What you need to do:
Below are the records; copy each line in which "common" can be found.

Data extract:
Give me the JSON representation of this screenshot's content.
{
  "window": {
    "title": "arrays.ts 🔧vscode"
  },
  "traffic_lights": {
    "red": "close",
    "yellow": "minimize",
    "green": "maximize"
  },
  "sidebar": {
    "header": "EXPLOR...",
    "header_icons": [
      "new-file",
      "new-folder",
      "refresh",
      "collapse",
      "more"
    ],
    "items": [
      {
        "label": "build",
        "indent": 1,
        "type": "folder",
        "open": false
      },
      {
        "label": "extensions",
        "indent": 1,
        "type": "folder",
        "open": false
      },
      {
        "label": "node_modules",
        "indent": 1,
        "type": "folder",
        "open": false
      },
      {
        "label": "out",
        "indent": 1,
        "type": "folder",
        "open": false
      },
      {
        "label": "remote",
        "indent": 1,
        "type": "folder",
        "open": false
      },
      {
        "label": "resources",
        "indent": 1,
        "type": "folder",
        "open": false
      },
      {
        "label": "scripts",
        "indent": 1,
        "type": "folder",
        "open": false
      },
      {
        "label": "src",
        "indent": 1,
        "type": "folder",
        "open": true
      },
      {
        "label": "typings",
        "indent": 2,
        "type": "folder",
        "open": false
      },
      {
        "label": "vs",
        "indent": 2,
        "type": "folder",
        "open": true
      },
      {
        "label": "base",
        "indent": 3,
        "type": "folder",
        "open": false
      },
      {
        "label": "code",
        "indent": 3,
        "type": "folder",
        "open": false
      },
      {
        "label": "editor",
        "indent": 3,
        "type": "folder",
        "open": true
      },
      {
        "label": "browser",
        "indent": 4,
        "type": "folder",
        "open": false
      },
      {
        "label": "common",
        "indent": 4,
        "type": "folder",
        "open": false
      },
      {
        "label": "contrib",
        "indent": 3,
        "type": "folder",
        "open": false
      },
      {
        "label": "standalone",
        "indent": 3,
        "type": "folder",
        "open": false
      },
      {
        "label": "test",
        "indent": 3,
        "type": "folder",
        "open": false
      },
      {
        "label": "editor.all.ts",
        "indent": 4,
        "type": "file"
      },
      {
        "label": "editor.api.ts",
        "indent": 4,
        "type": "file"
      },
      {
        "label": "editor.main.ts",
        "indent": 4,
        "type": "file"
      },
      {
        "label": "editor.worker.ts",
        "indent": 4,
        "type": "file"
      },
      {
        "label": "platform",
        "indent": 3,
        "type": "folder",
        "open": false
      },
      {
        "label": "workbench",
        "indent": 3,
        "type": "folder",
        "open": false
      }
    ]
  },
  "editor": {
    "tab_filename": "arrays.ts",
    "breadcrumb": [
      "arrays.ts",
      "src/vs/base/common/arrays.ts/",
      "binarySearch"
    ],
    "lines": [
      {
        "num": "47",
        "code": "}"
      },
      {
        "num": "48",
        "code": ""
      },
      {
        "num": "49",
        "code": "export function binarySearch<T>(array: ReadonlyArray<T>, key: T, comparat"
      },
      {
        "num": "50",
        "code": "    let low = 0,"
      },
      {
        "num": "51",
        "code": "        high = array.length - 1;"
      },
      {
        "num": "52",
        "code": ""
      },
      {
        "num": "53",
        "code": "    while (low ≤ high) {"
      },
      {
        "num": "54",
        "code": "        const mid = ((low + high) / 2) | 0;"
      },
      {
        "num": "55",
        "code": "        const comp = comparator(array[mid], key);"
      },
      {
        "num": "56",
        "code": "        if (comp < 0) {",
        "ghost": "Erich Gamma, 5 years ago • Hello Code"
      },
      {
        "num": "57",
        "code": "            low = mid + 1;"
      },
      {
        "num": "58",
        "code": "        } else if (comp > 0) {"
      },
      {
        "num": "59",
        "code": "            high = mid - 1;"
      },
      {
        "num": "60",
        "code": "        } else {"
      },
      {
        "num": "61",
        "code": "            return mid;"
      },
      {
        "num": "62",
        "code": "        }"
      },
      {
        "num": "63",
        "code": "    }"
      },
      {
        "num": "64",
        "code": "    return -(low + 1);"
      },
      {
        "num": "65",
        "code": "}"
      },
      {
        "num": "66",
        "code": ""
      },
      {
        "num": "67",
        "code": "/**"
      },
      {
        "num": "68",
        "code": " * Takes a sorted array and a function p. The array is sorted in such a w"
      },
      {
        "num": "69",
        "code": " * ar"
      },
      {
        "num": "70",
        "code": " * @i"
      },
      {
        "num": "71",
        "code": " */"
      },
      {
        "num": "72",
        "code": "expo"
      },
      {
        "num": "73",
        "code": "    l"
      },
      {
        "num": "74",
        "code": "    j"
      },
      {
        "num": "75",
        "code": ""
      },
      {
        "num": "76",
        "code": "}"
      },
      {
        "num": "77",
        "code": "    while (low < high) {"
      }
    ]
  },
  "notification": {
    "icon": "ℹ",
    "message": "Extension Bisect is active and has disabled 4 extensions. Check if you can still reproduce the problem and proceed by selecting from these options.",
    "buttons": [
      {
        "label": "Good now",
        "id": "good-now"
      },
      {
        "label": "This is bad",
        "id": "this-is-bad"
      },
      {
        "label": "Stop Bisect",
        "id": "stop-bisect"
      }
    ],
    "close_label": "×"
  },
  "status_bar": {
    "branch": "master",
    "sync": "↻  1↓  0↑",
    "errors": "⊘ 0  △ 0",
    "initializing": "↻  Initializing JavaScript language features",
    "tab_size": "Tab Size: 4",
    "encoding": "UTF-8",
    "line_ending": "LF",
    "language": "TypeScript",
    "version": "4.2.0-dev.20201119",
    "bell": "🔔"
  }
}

Response to the task:
        "label": "common",
      "src/vs/base/common/arrays.ts/",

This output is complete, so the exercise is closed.